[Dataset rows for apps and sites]

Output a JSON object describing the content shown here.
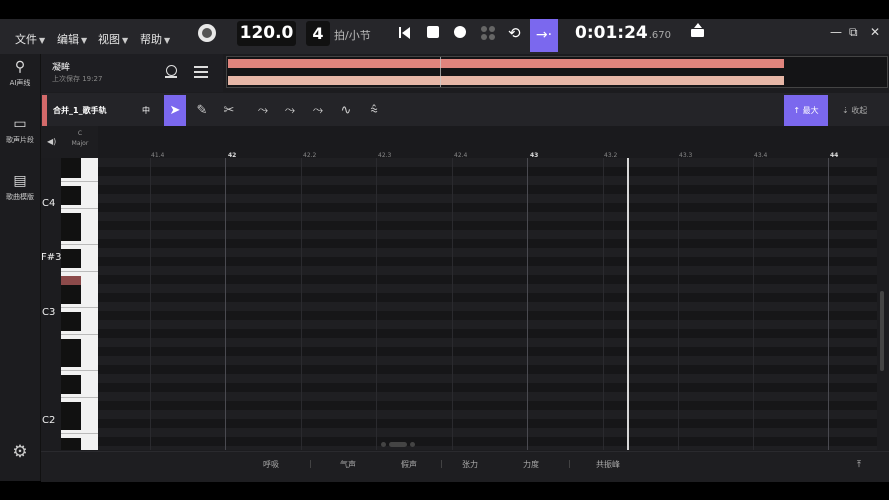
{
  "menu": [
    {
      "label": "文件"
    },
    {
      "label": "编辑"
    },
    {
      "label": "视图"
    },
    {
      "label": "帮助"
    }
  ],
  "transport": {
    "tempo": "120.0",
    "beats": "4",
    "beats_unit": "拍/小节",
    "time_main": "0:01:24",
    "time_ms": ".670",
    "follow_glyph": "→·"
  },
  "window_controls": [
    "—",
    "⧉",
    "✕"
  ],
  "sidebar": [
    {
      "label": "AI声线",
      "icon": "ai-voice-icon"
    },
    {
      "label": "歌声片段",
      "icon": "vocal-clip-icon"
    },
    {
      "label": "歌曲模版",
      "icon": "song-template-icon"
    }
  ],
  "project": {
    "name": "凝眸",
    "saved": "上次保存 19:27"
  },
  "track": {
    "name": "合并_1_歌手轨",
    "pitch": "中"
  },
  "tools": [
    {
      "name": "select-tool",
      "glyph": "➤",
      "active": true
    },
    {
      "name": "pencil-tool",
      "glyph": "✎",
      "active": false
    },
    {
      "name": "scissors-tool",
      "glyph": "✂",
      "active": false
    },
    {
      "name": "pitch-curve-tool",
      "glyph": "⤳",
      "active": false
    },
    {
      "name": "pitch-erase-tool",
      "glyph": "⤳",
      "active": false
    },
    {
      "name": "pitch-smooth-tool",
      "glyph": "⤳",
      "active": false
    },
    {
      "name": "vibrato-tool",
      "glyph": "∿",
      "active": false
    },
    {
      "name": "wave-tool",
      "glyph": "⩯",
      "active": false
    }
  ],
  "view": {
    "max_label": "最大",
    "collapse_label": "收起"
  },
  "key_signature": {
    "root": "C",
    "mode": "Major"
  },
  "ruler": [
    {
      "label": "41.4"
    },
    {
      "label": "42"
    },
    {
      "label": "42.2"
    },
    {
      "label": "42.3"
    },
    {
      "label": "42.4"
    },
    {
      "label": "43"
    },
    {
      "label": "43.2"
    },
    {
      "label": "43.3"
    },
    {
      "label": "43.4"
    },
    {
      "label": "44"
    }
  ],
  "note_labels": {
    "c4": "C4",
    "fs3": "F#3",
    "c3": "C3",
    "c2": "C2"
  },
  "params": [
    "呼吸",
    "气声",
    "假声",
    "张力",
    "力度",
    "共振峰"
  ],
  "colors": {
    "accent": "#7b68ee",
    "track": "#d36a6a",
    "clip_a": "#e0847d",
    "clip_b": "#e6b6a6"
  }
}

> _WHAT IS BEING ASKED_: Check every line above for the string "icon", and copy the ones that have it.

> _TASK RESULT_:
      "icon": "ai-voice-icon"
      "icon": "vocal-clip-icon"
      "icon": "song-template-icon"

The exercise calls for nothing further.